At the same time, her therapy sessions are illuminating the source of a lot of her problems. We've slowly gotten this picture of Betty as a woman obsessed with surface perfection, references previously being made to her fear of aging and her own weight issues as a kid. Here she talks about her mother's concern with looks and weight, and how becoming a mom herself only brought to a head her own mortality. Then we have her dueling roles in life, the idea of being a perfect wife and mother, and the idea of being an independent woman with a career. But because she doesn't seem to enjoy her life at home, and has the emotional baggage of having her chosen career described as prostitution by her mom, she's left drifting in the middle somewhere -- crying out for one of those things, despite being troubled by both.

At work, Peggy is noticeably putting on weight, so much that she's splitting her dresses and has become the butt of jokes by the ad team. It's incredibly hostile and nasty, particularly the suggestion that this is the "real" her, having slimmed down to get her job in the first place and given up dieting now that she's firmly settled in. What also works so well is how the story eventually says a lot about Peggy's closest relationships at work. Pete, enraged by Ken's snipes, punches and fights him in the middle of the office. Regardless of their lack of recent intimacy, he seems to care about Peggy, enough at least to defend her honor. Unless, of course, he hates that he had engaged in an affair with a woman now labeled a hog. Eh. It depends whether you actually think Pete is capable of feelings.

Peggy also undermines a lot of Joan's negativity, too. Joan does one of her trademark jobs by being underhand and sort or rude in the guise of helping her, and seems to believe the only reason Peggy is trying so hard at work and seeking out new jobs is because of her desperation for a husband. Again, you can read it two ways. Either Joan is incapable of believing anything comes before landing an attractive man with an appealing career or, more believably, she's finding herself terribly insecure around Peggy, somebody who is moving up in the world and really pursuing things. So, being Joan, she tries her best to make her feel bad. Heh.

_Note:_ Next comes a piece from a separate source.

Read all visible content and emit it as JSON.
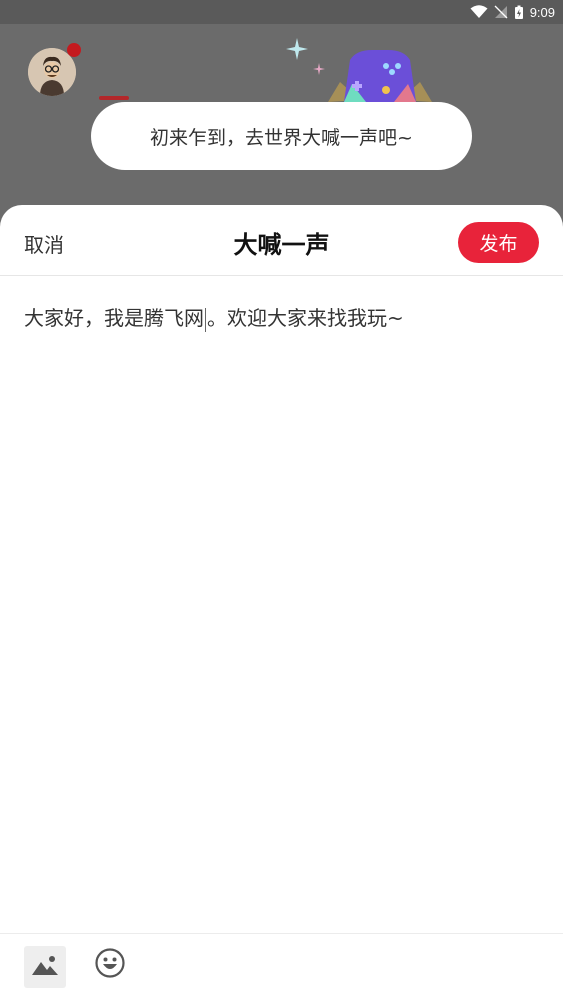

It's easy to phase out of the Don work negotiation stuff, but Shoot has some wonderful characterization all its own. Betty remains both an intriguing character and a fascinating portrait of a suburban wife in the 1960's, and her closing rampage gives us one of the most defining images Mad Men has ever offered up. A-


- The advertising world is pursuing models who are a little more Audrey Hepburn, and a little less Grace Kelly... another signal that Betty is entirely out of place.

- In an era of smizing and blank staring, it's fun to see how basic the Coke ads were, Betty smiling happily with her fake family. Ooh, metaphor!


Jim Hobart: Did anyone ever tell you you're a dead ringer for Grace Kelly?
Betty: They used to.

Salvatore: I think women will hate her. It's like their better-looking sister married a handsome senator, and she's going to live in the White House. I'm practically jealous.

Joan: You're hiding a very attractive young girl with too much lunch.
Peggy: I know what men think of you: that you're looking for a husband, and you're fun, and not in that order.
Joan: Peggy, this isn't China. There's no money in virginity.
Peggy: I'm not a virgin.
Joan: No, of course not.
Peggy: I just realized something. You think you're being helpful.
Joan: Well, I am trying, dear.

Guest stars
Robert Morse (Bertram Cooper); John Slattery (Roger Sterling)
Writers Chris Provenzano, Matthew Weiner Director Paul Feig

No comments:

Post a Comment